◆ EXERCISE REQUIREMENTS: Whenever a line contains "username", include it in the count; reply with the number of such lines in the data and nothing else.

◆ DATA EXTRACT:
....................

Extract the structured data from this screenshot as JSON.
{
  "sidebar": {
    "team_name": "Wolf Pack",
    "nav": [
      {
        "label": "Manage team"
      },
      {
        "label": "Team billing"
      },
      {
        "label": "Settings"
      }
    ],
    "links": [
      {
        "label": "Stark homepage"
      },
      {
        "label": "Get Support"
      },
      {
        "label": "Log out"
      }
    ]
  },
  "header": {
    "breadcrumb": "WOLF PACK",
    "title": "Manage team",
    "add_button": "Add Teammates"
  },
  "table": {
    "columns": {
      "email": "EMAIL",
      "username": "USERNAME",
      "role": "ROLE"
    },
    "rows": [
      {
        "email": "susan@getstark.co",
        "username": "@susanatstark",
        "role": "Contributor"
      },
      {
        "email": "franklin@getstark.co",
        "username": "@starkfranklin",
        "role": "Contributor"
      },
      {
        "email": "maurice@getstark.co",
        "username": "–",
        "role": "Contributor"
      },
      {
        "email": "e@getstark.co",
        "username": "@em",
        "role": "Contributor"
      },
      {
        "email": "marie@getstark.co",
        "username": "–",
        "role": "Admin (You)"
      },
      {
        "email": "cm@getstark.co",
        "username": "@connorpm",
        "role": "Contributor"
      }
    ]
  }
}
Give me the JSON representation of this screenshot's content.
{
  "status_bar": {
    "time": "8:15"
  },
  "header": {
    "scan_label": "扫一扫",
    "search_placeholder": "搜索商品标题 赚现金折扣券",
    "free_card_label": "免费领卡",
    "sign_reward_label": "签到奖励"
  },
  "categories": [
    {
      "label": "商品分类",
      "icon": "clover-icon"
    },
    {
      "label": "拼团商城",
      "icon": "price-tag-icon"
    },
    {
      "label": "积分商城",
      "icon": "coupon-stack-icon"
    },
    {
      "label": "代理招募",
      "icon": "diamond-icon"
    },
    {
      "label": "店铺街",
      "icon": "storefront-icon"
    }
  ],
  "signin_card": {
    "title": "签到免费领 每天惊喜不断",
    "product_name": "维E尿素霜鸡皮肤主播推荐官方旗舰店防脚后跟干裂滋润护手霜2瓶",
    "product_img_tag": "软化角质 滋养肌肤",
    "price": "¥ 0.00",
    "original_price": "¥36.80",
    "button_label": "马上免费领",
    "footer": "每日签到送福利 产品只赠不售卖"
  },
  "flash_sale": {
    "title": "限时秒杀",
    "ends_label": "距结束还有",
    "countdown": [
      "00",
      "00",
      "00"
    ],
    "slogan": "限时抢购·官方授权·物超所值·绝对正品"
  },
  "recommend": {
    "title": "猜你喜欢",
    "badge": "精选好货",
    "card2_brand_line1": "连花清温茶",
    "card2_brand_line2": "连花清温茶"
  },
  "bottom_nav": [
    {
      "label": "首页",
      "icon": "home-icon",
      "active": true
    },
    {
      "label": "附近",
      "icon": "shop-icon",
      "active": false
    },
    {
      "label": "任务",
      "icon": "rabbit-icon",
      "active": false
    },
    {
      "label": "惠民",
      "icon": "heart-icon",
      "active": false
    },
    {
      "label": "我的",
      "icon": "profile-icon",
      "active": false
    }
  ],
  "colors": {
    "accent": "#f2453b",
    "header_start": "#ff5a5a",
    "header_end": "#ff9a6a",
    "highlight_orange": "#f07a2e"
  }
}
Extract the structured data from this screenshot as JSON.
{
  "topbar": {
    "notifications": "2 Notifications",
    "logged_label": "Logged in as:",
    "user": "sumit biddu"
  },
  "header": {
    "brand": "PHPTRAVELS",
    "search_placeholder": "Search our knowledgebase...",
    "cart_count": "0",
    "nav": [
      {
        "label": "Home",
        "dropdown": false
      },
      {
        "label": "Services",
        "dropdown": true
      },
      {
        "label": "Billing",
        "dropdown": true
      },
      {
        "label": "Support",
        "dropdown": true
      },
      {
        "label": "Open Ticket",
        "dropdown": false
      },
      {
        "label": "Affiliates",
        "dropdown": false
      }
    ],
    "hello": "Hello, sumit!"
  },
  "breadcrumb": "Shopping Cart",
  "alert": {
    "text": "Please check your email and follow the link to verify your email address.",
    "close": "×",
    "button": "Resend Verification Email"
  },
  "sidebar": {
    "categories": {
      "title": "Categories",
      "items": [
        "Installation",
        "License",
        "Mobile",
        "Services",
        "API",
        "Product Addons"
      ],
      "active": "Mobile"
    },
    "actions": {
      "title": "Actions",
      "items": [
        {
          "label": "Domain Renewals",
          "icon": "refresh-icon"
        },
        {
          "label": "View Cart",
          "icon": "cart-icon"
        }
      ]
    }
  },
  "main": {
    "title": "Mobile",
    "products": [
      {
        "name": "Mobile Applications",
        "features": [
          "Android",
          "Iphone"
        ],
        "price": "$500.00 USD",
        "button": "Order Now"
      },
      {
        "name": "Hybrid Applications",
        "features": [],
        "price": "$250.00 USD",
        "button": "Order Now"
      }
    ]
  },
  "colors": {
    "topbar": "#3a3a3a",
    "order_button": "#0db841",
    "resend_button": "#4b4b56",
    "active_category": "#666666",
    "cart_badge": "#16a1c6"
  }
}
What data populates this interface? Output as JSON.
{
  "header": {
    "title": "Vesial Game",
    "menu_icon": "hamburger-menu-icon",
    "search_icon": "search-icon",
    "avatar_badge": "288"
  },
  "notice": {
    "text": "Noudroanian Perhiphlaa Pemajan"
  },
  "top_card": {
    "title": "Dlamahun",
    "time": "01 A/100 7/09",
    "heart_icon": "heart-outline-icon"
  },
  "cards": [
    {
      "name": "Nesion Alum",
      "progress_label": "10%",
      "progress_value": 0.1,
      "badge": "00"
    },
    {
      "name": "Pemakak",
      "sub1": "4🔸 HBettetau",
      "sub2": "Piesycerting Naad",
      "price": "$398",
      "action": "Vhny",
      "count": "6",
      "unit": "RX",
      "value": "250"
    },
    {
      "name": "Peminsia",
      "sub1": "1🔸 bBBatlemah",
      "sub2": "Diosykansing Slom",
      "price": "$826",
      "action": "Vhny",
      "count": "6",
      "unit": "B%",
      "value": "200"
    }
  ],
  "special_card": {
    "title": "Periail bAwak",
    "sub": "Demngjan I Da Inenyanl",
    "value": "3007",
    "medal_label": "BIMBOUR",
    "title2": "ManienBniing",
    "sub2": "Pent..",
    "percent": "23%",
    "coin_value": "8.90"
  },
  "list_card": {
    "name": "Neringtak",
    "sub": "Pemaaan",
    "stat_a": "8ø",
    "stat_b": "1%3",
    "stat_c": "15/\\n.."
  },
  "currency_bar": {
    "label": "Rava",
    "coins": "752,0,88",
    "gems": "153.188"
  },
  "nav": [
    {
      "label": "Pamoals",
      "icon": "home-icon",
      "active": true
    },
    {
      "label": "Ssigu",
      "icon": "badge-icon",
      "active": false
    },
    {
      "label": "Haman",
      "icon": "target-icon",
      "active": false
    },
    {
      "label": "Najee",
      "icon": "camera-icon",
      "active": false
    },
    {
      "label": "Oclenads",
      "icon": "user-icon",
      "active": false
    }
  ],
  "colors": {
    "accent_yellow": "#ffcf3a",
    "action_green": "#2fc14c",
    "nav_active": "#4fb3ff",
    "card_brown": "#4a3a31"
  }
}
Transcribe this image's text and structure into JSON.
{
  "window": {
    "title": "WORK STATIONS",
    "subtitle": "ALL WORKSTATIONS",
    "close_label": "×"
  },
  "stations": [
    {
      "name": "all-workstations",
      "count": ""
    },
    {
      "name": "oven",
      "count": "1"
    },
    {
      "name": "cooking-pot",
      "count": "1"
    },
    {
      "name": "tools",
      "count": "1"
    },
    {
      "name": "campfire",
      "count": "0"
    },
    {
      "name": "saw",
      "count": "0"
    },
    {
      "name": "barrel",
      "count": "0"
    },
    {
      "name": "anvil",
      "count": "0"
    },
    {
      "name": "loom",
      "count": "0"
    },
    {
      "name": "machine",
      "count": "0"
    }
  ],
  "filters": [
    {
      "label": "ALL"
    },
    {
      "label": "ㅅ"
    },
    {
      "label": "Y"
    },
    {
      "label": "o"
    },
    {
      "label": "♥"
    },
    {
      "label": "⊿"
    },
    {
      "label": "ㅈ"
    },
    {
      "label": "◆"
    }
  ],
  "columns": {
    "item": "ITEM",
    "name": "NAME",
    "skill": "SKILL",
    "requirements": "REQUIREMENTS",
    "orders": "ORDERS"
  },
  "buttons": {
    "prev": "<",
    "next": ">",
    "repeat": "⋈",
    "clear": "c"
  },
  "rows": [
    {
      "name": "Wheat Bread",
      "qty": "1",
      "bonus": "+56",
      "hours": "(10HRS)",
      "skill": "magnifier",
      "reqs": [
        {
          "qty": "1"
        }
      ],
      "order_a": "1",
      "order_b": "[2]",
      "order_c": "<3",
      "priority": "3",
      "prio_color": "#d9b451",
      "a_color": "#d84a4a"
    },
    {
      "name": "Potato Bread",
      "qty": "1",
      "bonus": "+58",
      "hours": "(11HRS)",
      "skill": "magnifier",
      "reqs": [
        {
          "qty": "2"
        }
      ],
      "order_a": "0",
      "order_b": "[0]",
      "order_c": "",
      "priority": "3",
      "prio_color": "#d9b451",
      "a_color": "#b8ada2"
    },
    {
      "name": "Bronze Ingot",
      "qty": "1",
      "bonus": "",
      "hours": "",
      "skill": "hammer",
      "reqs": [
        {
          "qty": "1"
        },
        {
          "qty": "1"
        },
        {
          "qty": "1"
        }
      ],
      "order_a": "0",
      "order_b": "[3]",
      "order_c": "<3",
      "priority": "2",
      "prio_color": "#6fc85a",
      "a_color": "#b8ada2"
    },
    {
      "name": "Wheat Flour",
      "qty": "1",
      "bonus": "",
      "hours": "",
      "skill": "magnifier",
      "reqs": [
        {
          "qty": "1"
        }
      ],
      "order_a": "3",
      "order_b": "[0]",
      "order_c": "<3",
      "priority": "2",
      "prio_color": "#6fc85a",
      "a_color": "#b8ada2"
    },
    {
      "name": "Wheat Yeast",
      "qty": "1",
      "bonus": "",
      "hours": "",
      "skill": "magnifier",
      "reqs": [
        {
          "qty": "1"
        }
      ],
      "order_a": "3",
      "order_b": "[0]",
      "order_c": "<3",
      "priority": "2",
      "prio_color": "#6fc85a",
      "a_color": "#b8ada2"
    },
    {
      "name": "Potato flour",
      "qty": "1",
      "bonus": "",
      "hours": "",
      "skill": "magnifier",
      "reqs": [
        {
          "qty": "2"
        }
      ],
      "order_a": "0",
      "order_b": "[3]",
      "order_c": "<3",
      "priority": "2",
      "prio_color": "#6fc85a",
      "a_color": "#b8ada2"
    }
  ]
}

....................

◆ PROBLEM SOLUTION: 7